By: Allison Wisyanski ~Arts & Entertainment Editor~
Taylor Swift – “1989”
Swift has yet again impressed us with her upbeat songs and strong, confident vocals. The album is diversified throughout with different song paces, such as the fast tunes “How You Get the Girl” and “Shake It Off ” and the slower “This Love” and “Clean.” Swift impressed listeners with the focus and density of her voice. She successfully transitioned herself completely into the pop genre with this album. Her album made it to the number one spot on Billboard’s top 10 albums of 2014, and earned the largest sales week, selling 1.287 million copies.
Sam Smith – “In the Lonely Hour”
With his effortless vocals, Sam Smith lures listeners in with his brilliantly written songs about love and heartache. This album features his hit singles “Not the Only One” and “Stay With Me,” capturing his emotions and hooking listeners with his angelic voice.
Sam Hunt – “Montevallo”
Hunt released an energetic country album with pop influences evident on some of the tracks, such as “Single for the Summer.” Although Hunt moves past the traditional country sound with “Montevallo,” his smooth sing-talk draws listeners in and keeps them wanting even more of his music. “Montevallo” erases the border between pop, R&B and modern country. With hits like “Take Your Time” and “Leave the Night On,” it is no wonder Hunt became the first country singer in over 20 years to hit Number 1 on three genre charts simultaneously.
Lana Del Rey – “Ultraviolence”
Produced by The Black Keys’ Dan Auerbach, Lana Del Rey brings her indie-noir and psychedelic- pop anthems to the music scene with this album. “Ultraviolence,” wraps seduction, sexiness and melancholy into one cohesive album. Del Rey covers angst, desire and sadness in “Old Money” and the title track “Ultraviolence,” closing the album with the single “West Coast,” a deep, musical masterpiece capturing her dream-like voice.
Ed Sheeran – “X”
Sheeran expands his pop scene profile with his acoustic melodies, heart-driven lyrics, and smooth vocals, veering away from the conventions of mainstream pop.
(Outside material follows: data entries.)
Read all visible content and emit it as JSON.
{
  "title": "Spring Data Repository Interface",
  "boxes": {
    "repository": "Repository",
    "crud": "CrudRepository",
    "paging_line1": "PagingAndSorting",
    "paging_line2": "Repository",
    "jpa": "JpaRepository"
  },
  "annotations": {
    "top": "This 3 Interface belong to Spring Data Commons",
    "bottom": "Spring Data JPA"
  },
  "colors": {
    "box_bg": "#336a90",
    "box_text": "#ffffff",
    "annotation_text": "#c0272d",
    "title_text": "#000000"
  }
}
He leaps between “Sing,” a Justin Timberlake–inspired track, and “Don’t,” an upbeat, fun soul hymn featuring subtle piano keys.